- _EXERCISE DIRECTIONS_
Extract each line of the records below that contains the word "Reserved".

- _TASK INPUT_
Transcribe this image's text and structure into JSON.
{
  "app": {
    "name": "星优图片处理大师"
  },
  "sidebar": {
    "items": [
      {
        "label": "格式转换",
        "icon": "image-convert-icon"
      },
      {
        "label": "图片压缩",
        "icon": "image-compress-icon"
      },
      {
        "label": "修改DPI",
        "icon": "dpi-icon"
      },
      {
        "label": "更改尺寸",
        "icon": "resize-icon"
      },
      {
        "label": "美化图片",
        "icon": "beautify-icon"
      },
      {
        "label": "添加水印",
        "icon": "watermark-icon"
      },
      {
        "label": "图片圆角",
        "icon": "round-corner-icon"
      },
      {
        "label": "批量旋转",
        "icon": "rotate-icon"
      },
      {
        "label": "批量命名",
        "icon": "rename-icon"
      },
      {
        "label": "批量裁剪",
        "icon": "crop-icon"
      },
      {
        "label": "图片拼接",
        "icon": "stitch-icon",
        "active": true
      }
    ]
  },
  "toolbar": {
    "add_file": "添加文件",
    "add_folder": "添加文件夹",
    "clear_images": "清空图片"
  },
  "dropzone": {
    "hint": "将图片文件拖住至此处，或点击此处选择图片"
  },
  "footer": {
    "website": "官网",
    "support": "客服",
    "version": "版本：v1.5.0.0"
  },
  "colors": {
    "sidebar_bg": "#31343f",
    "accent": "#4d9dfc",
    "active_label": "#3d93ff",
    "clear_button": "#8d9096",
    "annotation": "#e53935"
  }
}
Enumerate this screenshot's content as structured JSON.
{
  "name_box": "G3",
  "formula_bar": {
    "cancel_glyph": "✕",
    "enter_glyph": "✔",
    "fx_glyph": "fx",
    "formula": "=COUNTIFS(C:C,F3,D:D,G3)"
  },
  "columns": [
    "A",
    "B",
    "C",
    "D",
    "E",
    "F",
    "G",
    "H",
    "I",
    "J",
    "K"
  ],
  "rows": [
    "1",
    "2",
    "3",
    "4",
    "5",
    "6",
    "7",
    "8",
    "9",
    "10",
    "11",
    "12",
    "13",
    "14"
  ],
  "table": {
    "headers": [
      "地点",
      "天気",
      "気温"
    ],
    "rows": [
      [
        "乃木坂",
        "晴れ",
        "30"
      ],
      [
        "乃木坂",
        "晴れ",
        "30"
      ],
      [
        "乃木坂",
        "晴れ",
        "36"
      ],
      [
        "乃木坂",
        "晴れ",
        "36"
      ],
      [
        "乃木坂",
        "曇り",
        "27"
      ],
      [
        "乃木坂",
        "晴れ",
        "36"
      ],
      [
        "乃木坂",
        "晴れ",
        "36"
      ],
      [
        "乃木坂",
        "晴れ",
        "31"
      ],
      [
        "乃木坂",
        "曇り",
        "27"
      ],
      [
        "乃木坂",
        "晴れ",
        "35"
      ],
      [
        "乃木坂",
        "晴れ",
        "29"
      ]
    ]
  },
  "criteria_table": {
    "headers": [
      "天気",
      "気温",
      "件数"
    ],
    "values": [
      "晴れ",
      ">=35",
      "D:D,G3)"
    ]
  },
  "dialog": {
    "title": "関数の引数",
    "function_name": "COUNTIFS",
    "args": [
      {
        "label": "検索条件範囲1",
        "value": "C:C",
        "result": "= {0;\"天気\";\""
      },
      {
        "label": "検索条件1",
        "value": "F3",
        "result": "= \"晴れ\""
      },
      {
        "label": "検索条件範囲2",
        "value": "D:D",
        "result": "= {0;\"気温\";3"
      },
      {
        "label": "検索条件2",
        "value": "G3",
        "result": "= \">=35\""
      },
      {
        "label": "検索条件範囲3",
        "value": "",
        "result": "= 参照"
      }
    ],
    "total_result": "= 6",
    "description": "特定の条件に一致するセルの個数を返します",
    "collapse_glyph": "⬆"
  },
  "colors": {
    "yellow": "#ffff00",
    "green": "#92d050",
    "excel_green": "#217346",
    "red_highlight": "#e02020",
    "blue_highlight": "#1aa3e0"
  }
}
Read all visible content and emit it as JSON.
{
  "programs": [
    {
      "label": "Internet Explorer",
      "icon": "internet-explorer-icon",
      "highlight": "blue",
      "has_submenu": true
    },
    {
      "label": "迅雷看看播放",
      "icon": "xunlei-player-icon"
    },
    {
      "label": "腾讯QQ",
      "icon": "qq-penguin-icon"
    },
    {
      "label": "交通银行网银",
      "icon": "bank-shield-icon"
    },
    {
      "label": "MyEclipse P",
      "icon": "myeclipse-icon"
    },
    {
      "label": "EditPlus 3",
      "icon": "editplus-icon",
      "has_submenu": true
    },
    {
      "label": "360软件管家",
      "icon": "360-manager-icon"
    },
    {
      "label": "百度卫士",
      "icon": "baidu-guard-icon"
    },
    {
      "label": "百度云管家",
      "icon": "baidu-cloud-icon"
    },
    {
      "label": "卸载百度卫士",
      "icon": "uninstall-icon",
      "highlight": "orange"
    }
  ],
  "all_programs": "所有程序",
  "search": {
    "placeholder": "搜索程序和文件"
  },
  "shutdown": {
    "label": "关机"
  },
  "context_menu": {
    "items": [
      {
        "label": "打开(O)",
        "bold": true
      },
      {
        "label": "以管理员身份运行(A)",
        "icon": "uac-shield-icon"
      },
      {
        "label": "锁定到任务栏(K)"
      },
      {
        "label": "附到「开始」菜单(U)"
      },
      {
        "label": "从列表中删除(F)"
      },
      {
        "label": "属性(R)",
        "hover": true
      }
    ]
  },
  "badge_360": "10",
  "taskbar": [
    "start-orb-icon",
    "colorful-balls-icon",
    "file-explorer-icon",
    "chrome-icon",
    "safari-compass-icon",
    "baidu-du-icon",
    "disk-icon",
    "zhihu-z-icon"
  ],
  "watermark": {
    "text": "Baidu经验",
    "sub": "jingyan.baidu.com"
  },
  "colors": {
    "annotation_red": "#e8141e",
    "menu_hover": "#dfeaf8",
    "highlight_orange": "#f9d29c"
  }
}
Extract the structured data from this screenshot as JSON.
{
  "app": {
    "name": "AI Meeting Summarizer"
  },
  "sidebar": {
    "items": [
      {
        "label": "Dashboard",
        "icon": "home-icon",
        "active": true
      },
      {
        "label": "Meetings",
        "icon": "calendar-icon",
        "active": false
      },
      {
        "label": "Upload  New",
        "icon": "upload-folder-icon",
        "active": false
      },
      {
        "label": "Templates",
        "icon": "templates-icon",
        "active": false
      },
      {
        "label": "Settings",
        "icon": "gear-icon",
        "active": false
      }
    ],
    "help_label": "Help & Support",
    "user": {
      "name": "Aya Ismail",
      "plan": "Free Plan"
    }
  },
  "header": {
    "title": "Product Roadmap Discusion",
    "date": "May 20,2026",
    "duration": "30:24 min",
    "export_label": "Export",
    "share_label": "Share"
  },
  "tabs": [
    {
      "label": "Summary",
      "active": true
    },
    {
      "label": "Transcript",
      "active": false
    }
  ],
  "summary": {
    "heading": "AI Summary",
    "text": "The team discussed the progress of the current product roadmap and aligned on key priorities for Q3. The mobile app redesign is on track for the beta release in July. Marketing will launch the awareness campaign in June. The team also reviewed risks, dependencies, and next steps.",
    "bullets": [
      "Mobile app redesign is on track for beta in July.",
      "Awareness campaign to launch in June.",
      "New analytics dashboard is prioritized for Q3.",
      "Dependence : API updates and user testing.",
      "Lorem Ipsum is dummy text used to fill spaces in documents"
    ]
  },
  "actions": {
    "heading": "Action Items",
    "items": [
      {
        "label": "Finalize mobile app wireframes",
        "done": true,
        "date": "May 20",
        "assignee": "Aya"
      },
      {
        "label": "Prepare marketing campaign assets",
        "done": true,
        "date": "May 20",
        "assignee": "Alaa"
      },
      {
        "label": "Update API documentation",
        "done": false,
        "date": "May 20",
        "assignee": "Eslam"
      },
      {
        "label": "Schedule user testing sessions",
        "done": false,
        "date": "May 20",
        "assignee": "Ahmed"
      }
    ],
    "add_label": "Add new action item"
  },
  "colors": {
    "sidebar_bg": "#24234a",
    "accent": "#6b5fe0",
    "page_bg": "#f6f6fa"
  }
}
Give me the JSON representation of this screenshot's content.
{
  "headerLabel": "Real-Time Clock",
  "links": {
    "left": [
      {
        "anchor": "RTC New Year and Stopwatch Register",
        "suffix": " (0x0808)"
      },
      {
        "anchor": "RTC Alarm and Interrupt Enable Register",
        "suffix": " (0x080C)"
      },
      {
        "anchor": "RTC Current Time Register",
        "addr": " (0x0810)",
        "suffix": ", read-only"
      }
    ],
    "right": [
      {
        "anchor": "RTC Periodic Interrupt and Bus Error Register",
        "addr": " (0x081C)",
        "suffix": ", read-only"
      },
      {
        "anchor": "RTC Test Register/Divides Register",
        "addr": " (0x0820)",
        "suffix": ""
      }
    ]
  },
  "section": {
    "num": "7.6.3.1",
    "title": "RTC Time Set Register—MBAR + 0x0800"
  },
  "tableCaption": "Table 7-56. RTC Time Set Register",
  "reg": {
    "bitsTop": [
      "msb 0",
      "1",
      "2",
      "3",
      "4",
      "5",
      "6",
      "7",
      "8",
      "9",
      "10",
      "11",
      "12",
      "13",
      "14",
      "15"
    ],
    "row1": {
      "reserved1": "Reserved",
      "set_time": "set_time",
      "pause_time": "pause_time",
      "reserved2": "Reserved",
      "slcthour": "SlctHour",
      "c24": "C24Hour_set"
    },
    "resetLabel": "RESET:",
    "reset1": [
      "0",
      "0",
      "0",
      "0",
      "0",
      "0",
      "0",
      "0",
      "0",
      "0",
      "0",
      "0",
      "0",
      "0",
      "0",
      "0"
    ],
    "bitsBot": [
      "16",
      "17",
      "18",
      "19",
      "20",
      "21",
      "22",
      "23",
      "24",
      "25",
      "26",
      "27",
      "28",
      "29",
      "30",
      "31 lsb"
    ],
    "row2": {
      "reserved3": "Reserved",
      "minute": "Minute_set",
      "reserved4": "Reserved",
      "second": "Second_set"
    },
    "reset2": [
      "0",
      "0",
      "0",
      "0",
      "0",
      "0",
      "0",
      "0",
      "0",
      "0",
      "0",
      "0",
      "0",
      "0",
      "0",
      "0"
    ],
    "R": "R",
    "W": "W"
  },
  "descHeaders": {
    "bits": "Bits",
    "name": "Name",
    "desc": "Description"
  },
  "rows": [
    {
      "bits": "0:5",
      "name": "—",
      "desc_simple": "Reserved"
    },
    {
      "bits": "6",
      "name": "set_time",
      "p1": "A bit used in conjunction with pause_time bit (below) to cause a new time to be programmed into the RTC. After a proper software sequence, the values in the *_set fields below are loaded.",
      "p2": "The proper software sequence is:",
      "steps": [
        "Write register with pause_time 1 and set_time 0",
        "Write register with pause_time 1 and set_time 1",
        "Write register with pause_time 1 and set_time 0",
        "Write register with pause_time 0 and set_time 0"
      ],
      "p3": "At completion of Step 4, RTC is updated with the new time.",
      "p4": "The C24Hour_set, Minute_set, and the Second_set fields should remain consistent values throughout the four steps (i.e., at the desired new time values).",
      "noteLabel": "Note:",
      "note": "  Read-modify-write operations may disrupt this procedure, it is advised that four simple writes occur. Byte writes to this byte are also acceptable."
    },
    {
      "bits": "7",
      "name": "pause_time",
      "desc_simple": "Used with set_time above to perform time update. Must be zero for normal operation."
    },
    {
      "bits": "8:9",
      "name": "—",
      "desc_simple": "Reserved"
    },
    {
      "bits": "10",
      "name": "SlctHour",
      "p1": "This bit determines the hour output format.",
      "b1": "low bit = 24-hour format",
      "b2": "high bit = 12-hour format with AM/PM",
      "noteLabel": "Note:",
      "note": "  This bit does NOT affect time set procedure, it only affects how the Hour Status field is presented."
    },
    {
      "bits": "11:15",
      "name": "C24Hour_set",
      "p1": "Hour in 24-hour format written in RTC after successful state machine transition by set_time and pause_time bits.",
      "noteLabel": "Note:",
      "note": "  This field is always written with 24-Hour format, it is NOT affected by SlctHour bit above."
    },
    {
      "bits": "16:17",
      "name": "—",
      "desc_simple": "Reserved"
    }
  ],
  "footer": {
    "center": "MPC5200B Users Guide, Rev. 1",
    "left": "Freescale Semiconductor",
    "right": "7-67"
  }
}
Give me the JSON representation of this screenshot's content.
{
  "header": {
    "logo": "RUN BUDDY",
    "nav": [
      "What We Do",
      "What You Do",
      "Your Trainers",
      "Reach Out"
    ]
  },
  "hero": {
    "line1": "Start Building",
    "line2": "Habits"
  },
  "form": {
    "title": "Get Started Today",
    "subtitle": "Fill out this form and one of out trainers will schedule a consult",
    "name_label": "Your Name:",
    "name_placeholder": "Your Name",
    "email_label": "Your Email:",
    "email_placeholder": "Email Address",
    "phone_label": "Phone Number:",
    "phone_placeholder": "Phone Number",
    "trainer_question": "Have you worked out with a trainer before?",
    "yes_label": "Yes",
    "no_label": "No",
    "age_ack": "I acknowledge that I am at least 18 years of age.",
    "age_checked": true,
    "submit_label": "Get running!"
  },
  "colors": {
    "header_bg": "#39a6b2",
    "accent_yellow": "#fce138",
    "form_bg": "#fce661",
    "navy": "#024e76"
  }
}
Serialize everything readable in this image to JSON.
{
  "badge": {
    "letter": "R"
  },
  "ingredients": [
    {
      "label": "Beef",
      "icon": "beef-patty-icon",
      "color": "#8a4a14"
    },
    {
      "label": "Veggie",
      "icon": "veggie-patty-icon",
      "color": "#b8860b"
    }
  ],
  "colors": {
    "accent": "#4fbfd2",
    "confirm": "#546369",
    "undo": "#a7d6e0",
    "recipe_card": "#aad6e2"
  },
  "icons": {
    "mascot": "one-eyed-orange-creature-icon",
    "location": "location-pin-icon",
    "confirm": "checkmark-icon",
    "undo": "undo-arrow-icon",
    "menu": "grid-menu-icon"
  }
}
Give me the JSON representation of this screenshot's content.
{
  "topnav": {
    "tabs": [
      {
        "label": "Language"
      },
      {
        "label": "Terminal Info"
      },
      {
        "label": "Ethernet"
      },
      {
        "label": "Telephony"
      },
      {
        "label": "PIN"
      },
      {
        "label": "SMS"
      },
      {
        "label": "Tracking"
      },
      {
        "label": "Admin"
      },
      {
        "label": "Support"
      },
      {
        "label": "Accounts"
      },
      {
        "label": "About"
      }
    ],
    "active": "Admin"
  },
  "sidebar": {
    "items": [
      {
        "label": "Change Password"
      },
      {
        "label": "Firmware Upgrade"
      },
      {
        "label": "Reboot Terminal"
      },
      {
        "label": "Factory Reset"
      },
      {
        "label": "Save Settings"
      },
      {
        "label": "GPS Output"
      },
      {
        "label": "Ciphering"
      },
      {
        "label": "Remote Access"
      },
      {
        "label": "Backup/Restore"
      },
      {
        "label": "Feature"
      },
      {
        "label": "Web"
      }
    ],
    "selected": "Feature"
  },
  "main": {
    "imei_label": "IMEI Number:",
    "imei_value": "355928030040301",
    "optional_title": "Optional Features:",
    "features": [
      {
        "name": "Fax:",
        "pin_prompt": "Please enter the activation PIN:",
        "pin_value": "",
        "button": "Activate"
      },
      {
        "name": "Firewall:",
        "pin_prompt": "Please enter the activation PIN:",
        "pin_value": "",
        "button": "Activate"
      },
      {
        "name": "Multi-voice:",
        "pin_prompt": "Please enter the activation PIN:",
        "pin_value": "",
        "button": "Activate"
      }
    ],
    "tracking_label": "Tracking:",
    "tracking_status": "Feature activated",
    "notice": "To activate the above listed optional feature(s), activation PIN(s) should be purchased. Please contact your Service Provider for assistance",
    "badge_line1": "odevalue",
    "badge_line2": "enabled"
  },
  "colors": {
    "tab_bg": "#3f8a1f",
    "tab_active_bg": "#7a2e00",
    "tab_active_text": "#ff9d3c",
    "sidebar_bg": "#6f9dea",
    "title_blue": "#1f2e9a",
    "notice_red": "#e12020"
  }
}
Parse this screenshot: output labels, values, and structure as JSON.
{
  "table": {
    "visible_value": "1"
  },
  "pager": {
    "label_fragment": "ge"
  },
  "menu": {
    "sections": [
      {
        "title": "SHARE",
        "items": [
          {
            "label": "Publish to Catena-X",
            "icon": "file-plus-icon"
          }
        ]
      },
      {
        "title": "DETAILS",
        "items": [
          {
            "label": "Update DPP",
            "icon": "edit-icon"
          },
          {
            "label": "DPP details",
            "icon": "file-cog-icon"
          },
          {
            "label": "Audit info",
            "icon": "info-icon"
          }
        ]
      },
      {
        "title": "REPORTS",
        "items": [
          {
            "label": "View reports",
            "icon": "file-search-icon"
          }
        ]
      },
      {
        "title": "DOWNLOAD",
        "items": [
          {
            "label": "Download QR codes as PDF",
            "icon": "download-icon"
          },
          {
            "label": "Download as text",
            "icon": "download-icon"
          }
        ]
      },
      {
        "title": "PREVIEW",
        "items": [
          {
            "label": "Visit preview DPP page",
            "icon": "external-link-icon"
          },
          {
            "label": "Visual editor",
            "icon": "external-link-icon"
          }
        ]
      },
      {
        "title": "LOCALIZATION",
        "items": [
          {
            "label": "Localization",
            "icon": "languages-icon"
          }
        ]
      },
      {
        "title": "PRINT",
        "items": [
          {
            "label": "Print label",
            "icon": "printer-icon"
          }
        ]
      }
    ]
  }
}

- _ANSWER TO THE EXERCISE_
      "reserved1": "Reserved",
      "reserved2": "Reserved",
      "reserved3": "Reserved",
      "reserved4": "Reserved",
      "desc_simple": "Reserved"
      "desc_simple": "Reserved"
      "desc_simple": "Reserved"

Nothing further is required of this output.